How do you get there?
Sure, you can take the interstates and major highways; they’re the fastest and most direct way to get to many destinations. But, if you’re like many RV owners, you don’t want to be on the beaten path — you want to explore the country, not the country’s freeways.
Today, you have more options than ever for planning your RV trip. Gone are the days of pulling out a road atlas or unfolding a map (never to get it folded perfectly again) to try to figure out the best route to your next stop.
Now you can just hop online, enter your starting point and destination, and receive all kinds of useful information: Alerts for low overpasses and bridges, the best campgrounds and RV parks along the way, data on steep road grades and more.
Online RV Route Planners

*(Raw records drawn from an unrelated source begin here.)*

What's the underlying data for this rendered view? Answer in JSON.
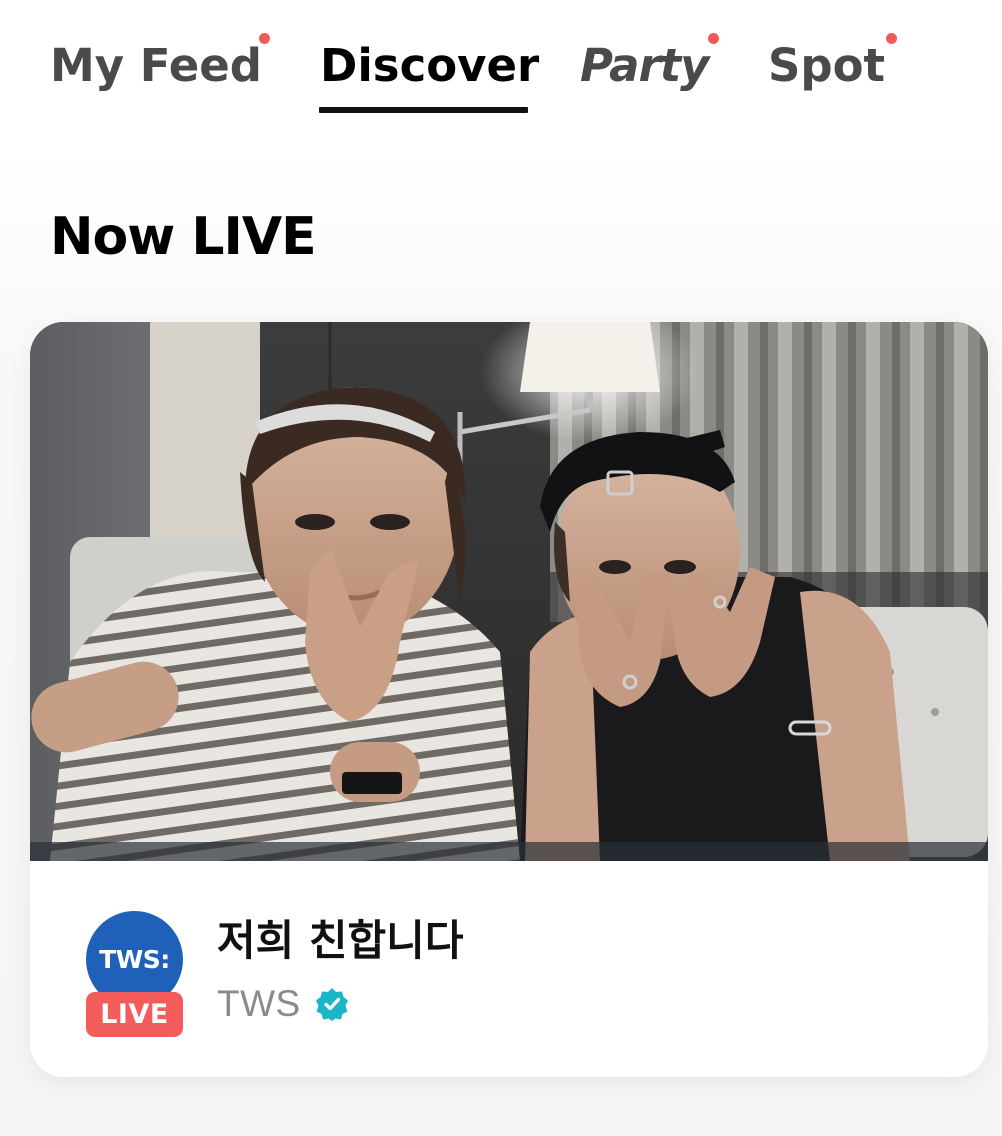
{
  "tabs": [
    {
      "label": "My Feed",
      "has_dot": true,
      "active": false
    },
    {
      "label": "Discover",
      "has_dot": false,
      "active": true
    },
    {
      "label": "Party",
      "has_dot": true,
      "active": false
    },
    {
      "label": "Spot",
      "has_dot": true,
      "active": false
    }
  ],
  "section": {
    "title": "Now LIVE"
  },
  "live_card": {
    "title": "저희 친합니다",
    "channel": "TWS",
    "avatar_text": "TWS:",
    "live_badge": "LIVE",
    "verified": true,
    "thumbnail": "photo-two-people-posing-peace-signs"
  },
  "colors": {
    "notification_dot": "#f2595b",
    "live_badge": "#f25c5a",
    "avatar_bg": "#1f61b8",
    "verified": "#1bb5c8"
  }
}
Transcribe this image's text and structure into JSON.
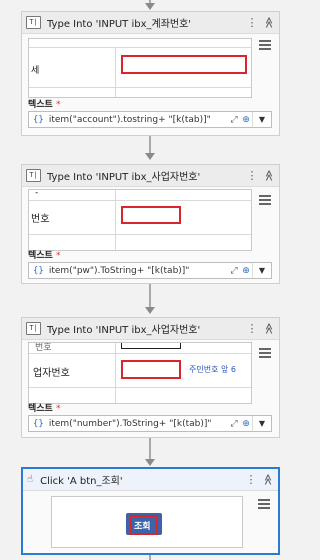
{
  "activities": [
    {
      "title": "Type Into 'INPUT  ibx_계좌번호'",
      "icon": "T|",
      "preview_label": "세",
      "field_label": "텍스트",
      "required_mark": "*",
      "expression": "item(\"account\").tostring+ \"[k(tab)]\""
    },
    {
      "title": "Type Into 'INPUT  ibx_사업자번호'",
      "icon": "T|",
      "preview_label": "번호",
      "preview_label_top": "-",
      "field_label": "텍스트",
      "required_mark": "*",
      "expression": "item(\"pw\").ToString+ \"[k(tab)]\""
    },
    {
      "title": "Type Into 'INPUT  ibx_사업자번호'",
      "icon": "T|",
      "preview_label": "업자번호",
      "preview_label_top": "번호",
      "preview_hint": "주민번호 앞 6",
      "field_label": "텍스트",
      "required_mark": "*",
      "expression": "item(\"number\").ToString+ \"[k(tab)]\""
    },
    {
      "title": "Click 'A  btn_조회'",
      "preview_button": "조회"
    }
  ],
  "icons": {
    "expression": "{}",
    "expand": "⤢",
    "add": "⊕",
    "dropdown": "▼",
    "more": "⋮",
    "collapse": "≫"
  },
  "colors": {
    "selected_border": "#2a7bd4",
    "highlight_red": "#d9262c",
    "button_blue": "#3d64a8"
  }
}
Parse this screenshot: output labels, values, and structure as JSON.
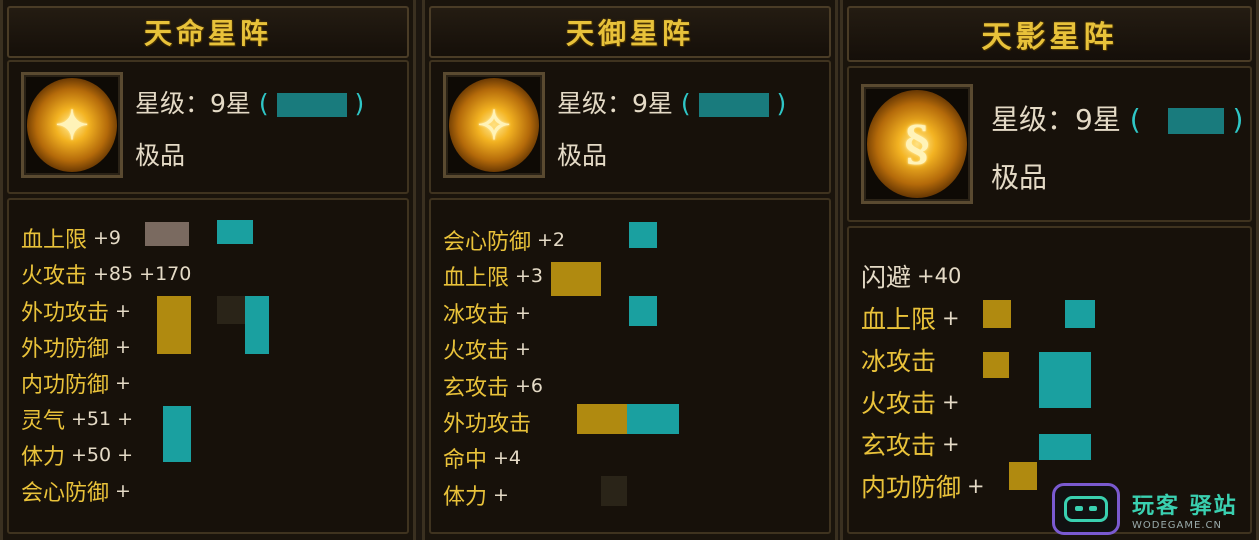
{
  "panels": [
    {
      "title": "天命星阵",
      "grade_label": "星级：9星",
      "paren_open": "(",
      "paren_close": ")",
      "quality": "极品",
      "icon": "star-formation-icon",
      "stats": [
        {
          "name": "血上限",
          "value": "+9"
        },
        {
          "name": "火攻击",
          "value": "+85 +170"
        },
        {
          "name": "外功攻击",
          "value": "+"
        },
        {
          "name": "外功防御",
          "value": "+"
        },
        {
          "name": "内功防御",
          "value": "+"
        },
        {
          "name": "灵气",
          "value": "+51 +"
        },
        {
          "name": "体力",
          "value": "+50 +"
        },
        {
          "name": "会心防御",
          "value": "+"
        }
      ]
    },
    {
      "title": "天御星阵",
      "grade_label": "星级：9星",
      "paren_open": "(",
      "paren_close": ")",
      "quality": "极品",
      "icon": "star-formation-icon",
      "stats": [
        {
          "name": "会心防御",
          "value": "+2"
        },
        {
          "name": "血上限",
          "value": "+3"
        },
        {
          "name": "冰攻击",
          "value": "+"
        },
        {
          "name": "火攻击",
          "value": "+"
        },
        {
          "name": "玄攻击",
          "value": "+6"
        },
        {
          "name": "外功攻击",
          "value": ""
        },
        {
          "name": "命中",
          "value": "+4"
        },
        {
          "name": "体力",
          "value": "+"
        }
      ]
    },
    {
      "title": "天影星阵",
      "grade_label": "星级：9星",
      "paren_open": "(",
      "paren_close": ")",
      "quality": "极品",
      "icon": "dragon-formation-icon",
      "stats": [
        {
          "name": "闪避",
          "value": "+40"
        },
        {
          "name": "血上限",
          "value": "+"
        },
        {
          "name": "冰攻击",
          "value": ""
        },
        {
          "name": "火攻击",
          "value": "+"
        },
        {
          "name": "玄攻击",
          "value": "+"
        },
        {
          "name": "内功防御",
          "value": "+"
        }
      ]
    }
  ],
  "watermark": {
    "cn": "玩客 驿站",
    "en": "WODEGAME.CN"
  },
  "colors": {
    "stat_name": "#e9c23a",
    "title": "#e8c23a",
    "accent_cyan": "#2fc6c6"
  }
}
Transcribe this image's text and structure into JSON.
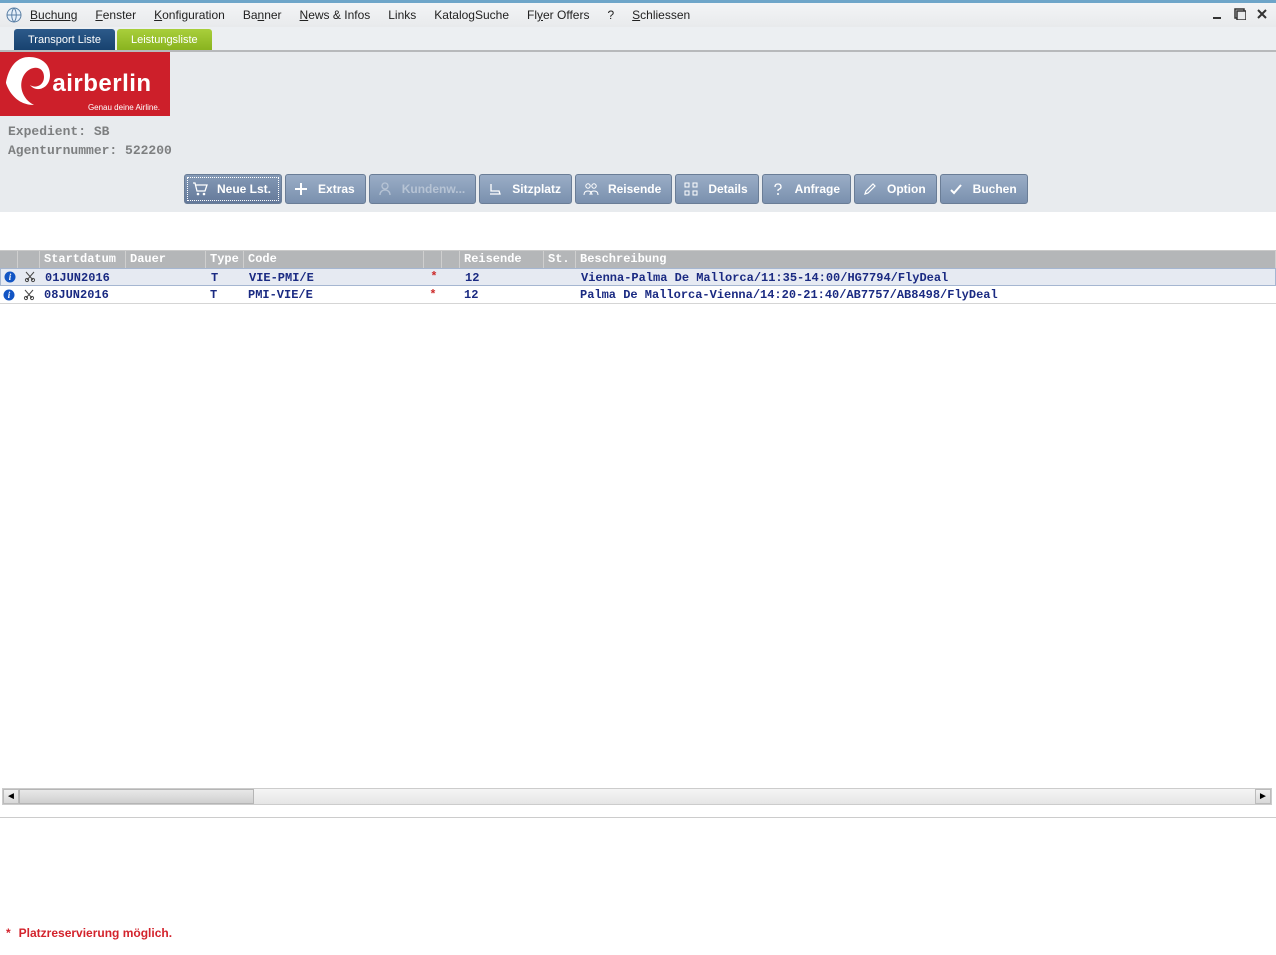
{
  "menu": [
    "Buchung",
    "Fenster",
    "Konfiguration",
    "Banner",
    "News & Infos",
    "Links",
    "KatalogSuche",
    "Flyer Offers",
    "?",
    "Schliessen"
  ],
  "tabs": {
    "transport": "Transport Liste",
    "leistung": "Leistungsliste"
  },
  "brand": {
    "name": "airberlin",
    "tagline": "Genau deine Airline."
  },
  "agent": {
    "line1_label": "Expedient:",
    "line1_value": "SB",
    "line2_label": "Agenturnummer:",
    "line2_value": "522200"
  },
  "toolbar": {
    "neue": "Neue Lst.",
    "extras": "Extras",
    "kunden": "Kundenw...",
    "sitz": "Sitzplatz",
    "reisende": "Reisende",
    "details": "Details",
    "anfrage": "Anfrage",
    "option": "Option",
    "buchen": "Buchen"
  },
  "columns": {
    "start": "Startdatum",
    "dauer": "Dauer",
    "type": "Type",
    "code": "Code",
    "reisende": "Reisende",
    "st": "St.",
    "besch": "Beschreibung"
  },
  "rows": [
    {
      "start": "01JUN2016",
      "dauer": "",
      "type": "T",
      "code": "VIE-PMI/E",
      "star": "*",
      "reisende": "12",
      "st": "",
      "desc": "Vienna-Palma De Mallorca/11:35-14:00/HG7794/FlyDeal"
    },
    {
      "start": "08JUN2016",
      "dauer": "",
      "type": "T",
      "code": "PMI-VIE/E",
      "star": "*",
      "reisende": "12",
      "st": "",
      "desc": "Palma De Mallorca-Vienna/14:20-21:40/AB7757/AB8498/FlyDeal"
    }
  ],
  "footer": {
    "asterisk": "*",
    "text": "Platzreservierung möglich."
  }
}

Two great sites for this are FreeTrip.com and the Good Sam Club (the latter requires a membership). On the former site, you can enter parameters to avoid (or favor) highways and interstates, bridges and tunnels or specific roads. You also can use the tool to steer clear of low clearances and tolls. They’re great resources to use, and many RVers swear by them.
RV Guidebooks and Atlases
Of course, keeping a road atlas or guidebook on hand is smart, too. After all, you never know when you’re going to need to change your plan on the fly (and whether you’ll have Internet access at the time). A particularly good one to have is The Mountain Book (East or West version), which details all of the steep grades and mountain passes you may encounter. It’s available at FreeTrip.com, or from other major online retailers. Motor carrier atlases, designed for commercial truck drivers, can be very useful as well, as they often highlight low clearances and other issues for large vehicles.
General Tips for Choosing Your RV Route
Even if you have a plan in place, it’s best to be prepared for unplanned events. You never know when construction, accidents or other issues will force you to change your route. Here are some things to keep in mind before you leave on your trip:
Whether you’re on the highway or a designated scenic byway, RV travel can be rewarding and relaxing — as long as you’re on the right road for you. Stay safe out there this summer and fall!
Let the world know what you think, but do so responsibly. Comments are moderated and we will not post personal attacks, obscene language or inappropriate material, comments with links, or comments from people under the age of 18. If you have a question, check out our Comment Submission Guidelines.